Rising young mezzo-soprano Jennifer Feinstein has been likened by the Los Angeles Times to "a young Horne, so rich is her mezzo and so full of spark was she on stage." This season she performs with Symphoria (under Jose-Luis Novo) in Prokofiev's Alexander Nevsky; in 2012-13 she was soloist in John Cage's "Solo for Voice No. 30" from Songbooks with the American Symphony Orchestra. www.jenniferfeinsteinmezzo.com
Tenor Aaron Blake, touted as "a vocal powerhouse" by the Los Angeles Times, recently made his Washington National Opera debut in their production of Anna Bolena, as well as debuts as Tamino with Opera Birmingham and as Don Ottavio with Cincinnati Opera. www.aaronblaketenor.com
Baritone Sidney Outlaw recently made his first operatic recording for Naxos Records: Milhaud's Oresteia of Aeschylus in its entirety, singing the role of Apollo. Mr. Outlaw was seen last seen with the New York Philharmonic in Dallapiccola's Il prigioniero. He was a featured recitalist with Warren Jones at Carnegie Hall and sang the title role in Mendelssohn's Elijah with the New York Choral Society. http://sidneyoutlaw.com
Bass Soloman Howard performed the title role in the premiere production of Approaching Ali this past summer with the Washington National Opera, about which the Washington Post said, "At the center of the opera was a juicy role for the accomplished young bass Soloman Howard, a Washington native who gave powerful voice to Muhammad Ali with equal parts humor and proud bluster." Howard is in his third year of WNO's Domingo-Cafritz Young Artist Program. This season with WNO he appears as Alcade of Hornachuelos in The Force of Destiny and Sarastro in The Magic Flute, and he will also sing the role of Colline in La Bohème at Opera North Carolina. Last season at WNO he also appeared as Joe in Show Boat and Il Commendatore in Don Giovanni.
"The Oratorio Society has held the line for choral grandeur," said The New York Times of the Society's performance of Handel's Messiah at Carnegie Hall in 2008. Since its founding in 1873, the OSNY, New York's own 200-voice avocational chorus, has become the city's standard for grand, joyous choral performance. Since 2005 the chorus has been led by Music Director Kent Tritle, called "New York City's foremost choral conductor" by Time Out New York. "The sheer energy of the Society's sound had an enveloping fervor," wrote Allan Kozinn in the New York Times of a 2008 presentation of Brahms's Ein Deutsches Requiem; and of a 2005 performance of Messiah, Jeremy Eichler said in the Times, "this was . . . a vibrant and deeply human performance, made exciting by the sheer heft and depth of the chorus's sound."

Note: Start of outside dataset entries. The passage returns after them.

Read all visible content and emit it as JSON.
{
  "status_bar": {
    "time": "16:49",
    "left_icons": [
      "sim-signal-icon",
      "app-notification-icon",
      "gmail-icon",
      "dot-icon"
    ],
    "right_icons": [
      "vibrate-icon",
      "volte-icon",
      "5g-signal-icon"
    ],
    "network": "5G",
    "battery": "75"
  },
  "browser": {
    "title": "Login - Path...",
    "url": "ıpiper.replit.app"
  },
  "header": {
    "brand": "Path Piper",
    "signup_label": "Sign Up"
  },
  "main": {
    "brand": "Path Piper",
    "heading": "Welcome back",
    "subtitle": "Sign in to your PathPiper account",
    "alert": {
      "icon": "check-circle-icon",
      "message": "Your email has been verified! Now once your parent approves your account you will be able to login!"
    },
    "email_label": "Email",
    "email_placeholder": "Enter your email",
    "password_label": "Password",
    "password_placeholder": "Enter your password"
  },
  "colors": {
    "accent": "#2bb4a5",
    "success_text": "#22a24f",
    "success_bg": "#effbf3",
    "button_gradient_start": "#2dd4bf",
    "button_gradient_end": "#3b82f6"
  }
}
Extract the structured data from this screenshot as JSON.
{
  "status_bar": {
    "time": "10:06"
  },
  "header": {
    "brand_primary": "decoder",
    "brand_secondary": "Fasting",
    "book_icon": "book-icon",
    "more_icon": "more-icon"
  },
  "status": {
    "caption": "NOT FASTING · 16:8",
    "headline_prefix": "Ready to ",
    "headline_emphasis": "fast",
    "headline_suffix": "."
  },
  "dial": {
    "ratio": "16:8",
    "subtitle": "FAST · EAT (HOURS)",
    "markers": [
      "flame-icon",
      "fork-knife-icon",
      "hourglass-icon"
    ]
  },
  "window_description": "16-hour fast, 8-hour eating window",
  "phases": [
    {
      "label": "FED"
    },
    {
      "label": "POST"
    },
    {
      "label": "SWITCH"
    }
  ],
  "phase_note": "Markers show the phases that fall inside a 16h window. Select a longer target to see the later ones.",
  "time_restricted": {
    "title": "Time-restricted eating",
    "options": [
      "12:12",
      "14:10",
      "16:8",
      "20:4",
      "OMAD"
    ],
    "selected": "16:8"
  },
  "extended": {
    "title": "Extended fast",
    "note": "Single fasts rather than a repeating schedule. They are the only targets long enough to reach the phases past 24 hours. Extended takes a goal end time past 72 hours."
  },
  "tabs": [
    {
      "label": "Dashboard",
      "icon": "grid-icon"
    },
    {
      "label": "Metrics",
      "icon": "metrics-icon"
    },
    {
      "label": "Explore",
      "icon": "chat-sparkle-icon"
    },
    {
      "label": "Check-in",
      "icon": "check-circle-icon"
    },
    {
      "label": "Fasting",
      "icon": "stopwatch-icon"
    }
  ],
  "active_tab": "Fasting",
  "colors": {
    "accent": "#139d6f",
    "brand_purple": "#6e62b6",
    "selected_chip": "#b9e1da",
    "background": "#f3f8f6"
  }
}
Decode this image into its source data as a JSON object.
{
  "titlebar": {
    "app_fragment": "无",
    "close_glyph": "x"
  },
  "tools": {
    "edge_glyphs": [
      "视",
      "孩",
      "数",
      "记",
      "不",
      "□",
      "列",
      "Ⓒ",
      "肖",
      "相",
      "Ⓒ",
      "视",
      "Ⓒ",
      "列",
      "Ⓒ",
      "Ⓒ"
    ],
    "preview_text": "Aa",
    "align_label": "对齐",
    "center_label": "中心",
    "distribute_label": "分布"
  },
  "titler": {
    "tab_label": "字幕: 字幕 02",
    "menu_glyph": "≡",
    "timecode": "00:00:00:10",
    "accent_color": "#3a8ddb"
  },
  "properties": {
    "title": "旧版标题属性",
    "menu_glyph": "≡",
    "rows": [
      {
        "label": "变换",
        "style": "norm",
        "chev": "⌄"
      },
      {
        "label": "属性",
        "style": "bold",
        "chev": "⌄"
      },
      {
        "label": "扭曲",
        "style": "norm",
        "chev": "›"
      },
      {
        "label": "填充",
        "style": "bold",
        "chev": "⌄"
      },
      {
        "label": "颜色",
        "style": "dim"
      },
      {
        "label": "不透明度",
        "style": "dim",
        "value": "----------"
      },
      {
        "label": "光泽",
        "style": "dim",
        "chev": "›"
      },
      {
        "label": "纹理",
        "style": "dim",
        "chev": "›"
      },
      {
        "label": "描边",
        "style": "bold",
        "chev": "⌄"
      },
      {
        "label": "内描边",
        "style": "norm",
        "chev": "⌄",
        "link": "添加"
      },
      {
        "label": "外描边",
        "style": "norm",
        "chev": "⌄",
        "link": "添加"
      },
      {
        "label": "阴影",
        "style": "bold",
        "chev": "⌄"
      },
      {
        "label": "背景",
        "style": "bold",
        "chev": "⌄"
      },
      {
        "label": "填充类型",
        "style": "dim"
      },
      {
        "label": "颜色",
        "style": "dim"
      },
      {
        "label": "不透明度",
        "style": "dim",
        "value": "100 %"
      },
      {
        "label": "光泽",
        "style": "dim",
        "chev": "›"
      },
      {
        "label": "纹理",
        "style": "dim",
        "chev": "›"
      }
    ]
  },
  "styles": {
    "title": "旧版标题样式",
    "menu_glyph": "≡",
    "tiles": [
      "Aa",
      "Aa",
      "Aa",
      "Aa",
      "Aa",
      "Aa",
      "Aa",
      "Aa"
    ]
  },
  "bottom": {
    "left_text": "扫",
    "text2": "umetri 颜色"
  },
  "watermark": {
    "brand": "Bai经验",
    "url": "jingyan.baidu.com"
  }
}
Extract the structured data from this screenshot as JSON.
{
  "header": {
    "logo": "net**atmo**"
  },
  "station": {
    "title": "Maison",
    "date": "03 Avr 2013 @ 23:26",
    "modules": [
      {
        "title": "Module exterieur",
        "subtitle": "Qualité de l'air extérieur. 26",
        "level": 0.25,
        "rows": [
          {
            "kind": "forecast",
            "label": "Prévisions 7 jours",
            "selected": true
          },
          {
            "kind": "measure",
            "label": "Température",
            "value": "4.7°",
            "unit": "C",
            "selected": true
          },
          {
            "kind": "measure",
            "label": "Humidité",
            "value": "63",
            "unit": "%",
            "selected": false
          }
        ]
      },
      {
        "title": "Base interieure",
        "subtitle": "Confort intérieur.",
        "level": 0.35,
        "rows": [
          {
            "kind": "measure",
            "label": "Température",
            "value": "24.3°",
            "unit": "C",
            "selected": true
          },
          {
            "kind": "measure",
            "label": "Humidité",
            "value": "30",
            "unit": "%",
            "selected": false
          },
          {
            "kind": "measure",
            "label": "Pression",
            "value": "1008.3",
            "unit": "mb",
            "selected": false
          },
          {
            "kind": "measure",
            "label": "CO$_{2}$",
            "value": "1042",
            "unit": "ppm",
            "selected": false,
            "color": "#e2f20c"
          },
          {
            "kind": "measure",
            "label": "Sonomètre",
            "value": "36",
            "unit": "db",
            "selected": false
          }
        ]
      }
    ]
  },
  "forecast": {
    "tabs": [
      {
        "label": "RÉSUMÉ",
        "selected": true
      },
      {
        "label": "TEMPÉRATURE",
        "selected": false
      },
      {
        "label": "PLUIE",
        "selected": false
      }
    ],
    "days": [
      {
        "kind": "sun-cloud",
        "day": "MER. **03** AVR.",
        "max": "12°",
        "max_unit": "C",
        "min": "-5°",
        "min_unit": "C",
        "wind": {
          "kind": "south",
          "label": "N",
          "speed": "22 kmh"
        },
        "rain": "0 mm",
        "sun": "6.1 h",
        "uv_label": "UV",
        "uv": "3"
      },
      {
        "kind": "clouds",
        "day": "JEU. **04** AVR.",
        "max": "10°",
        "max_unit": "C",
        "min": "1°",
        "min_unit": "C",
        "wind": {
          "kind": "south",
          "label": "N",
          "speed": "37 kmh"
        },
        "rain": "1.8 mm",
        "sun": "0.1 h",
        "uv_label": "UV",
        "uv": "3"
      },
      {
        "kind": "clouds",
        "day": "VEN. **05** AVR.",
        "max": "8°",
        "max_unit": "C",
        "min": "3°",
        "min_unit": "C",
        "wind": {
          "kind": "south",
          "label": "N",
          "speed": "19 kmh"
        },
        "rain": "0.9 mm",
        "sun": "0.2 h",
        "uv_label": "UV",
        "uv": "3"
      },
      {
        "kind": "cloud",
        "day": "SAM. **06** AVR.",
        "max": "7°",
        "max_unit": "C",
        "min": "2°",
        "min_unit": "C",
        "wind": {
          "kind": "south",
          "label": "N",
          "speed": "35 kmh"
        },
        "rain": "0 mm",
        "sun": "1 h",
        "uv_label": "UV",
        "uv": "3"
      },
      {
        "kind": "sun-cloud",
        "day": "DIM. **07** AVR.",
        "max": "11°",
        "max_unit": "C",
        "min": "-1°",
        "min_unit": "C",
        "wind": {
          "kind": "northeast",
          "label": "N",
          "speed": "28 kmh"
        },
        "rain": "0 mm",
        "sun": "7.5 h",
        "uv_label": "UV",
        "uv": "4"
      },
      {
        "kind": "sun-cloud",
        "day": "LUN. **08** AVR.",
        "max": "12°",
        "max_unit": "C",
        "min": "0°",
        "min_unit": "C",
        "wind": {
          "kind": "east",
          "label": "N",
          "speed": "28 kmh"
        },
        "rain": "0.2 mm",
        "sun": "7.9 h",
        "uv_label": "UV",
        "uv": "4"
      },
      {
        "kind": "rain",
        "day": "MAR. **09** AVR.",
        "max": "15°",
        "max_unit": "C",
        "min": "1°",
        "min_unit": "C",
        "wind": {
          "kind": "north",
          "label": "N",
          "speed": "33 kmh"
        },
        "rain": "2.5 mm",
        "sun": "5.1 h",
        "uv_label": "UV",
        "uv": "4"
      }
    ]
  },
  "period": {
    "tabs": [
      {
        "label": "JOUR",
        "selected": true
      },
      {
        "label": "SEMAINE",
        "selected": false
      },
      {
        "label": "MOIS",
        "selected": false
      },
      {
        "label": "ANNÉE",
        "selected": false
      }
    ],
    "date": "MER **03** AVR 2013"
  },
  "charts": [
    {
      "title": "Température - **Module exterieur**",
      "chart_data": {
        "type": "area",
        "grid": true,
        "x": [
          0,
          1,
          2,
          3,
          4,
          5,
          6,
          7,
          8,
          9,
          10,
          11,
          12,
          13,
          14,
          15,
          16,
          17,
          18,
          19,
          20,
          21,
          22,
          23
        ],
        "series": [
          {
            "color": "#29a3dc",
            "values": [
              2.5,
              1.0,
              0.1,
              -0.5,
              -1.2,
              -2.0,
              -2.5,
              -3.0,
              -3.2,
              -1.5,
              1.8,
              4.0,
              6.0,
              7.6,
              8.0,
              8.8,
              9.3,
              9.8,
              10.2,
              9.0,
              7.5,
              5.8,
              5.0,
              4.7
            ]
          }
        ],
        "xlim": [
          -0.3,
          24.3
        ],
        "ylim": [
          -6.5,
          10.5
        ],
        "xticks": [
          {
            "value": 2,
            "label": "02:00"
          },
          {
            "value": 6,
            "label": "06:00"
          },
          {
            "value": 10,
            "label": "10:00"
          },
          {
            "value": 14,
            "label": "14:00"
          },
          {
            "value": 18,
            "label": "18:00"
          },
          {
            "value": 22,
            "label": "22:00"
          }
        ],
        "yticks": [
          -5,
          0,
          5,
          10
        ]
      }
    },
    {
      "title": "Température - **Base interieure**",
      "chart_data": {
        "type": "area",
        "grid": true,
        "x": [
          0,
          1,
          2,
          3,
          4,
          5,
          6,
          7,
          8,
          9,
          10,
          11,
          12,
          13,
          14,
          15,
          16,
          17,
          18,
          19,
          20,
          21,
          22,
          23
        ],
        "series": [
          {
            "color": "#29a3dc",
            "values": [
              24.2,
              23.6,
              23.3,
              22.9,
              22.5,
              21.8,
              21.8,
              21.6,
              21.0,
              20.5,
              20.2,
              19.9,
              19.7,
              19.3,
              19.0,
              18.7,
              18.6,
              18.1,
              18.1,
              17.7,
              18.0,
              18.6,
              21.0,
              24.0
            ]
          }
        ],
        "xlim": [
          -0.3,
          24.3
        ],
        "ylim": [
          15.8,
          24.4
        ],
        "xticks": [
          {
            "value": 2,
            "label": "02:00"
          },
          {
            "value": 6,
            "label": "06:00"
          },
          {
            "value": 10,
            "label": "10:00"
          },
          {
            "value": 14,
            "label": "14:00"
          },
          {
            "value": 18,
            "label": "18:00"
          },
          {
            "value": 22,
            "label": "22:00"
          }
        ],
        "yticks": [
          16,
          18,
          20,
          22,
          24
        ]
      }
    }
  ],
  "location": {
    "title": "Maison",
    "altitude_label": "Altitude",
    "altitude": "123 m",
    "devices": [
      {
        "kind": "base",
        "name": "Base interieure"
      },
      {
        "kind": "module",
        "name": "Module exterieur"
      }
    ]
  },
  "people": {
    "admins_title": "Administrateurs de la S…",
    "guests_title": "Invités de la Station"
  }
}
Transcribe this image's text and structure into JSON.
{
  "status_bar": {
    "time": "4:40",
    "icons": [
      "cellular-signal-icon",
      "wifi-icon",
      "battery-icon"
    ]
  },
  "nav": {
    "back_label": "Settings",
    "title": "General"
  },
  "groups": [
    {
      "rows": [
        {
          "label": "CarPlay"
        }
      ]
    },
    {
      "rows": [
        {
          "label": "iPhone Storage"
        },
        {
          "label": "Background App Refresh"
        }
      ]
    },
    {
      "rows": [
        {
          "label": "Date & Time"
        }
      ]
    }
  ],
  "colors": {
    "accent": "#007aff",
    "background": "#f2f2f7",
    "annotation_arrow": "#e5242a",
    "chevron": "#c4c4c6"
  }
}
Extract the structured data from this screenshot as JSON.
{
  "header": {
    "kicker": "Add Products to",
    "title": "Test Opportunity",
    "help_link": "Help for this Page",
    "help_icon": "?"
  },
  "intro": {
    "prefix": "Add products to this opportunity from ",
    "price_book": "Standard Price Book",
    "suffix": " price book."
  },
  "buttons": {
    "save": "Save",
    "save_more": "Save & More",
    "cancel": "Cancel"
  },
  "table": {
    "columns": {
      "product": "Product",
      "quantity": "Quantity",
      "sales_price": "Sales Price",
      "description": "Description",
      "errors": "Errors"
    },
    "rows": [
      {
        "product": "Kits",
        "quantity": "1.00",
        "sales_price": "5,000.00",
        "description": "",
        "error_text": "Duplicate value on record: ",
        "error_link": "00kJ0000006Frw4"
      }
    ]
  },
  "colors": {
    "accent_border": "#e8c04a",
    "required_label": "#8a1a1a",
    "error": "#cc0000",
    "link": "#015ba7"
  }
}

The Oratorio Society has performed the world, U.S., or New York premieres of works as diverse as Brahms' Ein Deutsches Requiem (1877), Berlioz' Roméo et Juliette (1882), a full-concert production of Wagner's Parsifal at the Metropolitan Opera House (1886), Tchaikovsky's a cappellaLegend and Pater noster (1891) and Eugene Onegin (1908), the now-standard version of The Star Spangled Banner (1917; it became the national anthem in 1931), Bach's B-minor Mass (1927), Dvoràk's St. Ludmila (1993), Britten's The World of the Spirit (1998), Juraj Filas' Song of Solomon(2012), and Paul Moravec's Blizzard Voices (2013), as well as works by Handel, Liszt, Schütz, Schubert, Debussy, Elgar, and Saint Saëns, among others. On its 100th anniversary the Oratorio Society received the Handel Medallion, New York City's highest cultural award, in recognition of these contributions. www.oratoriosocietyofny.org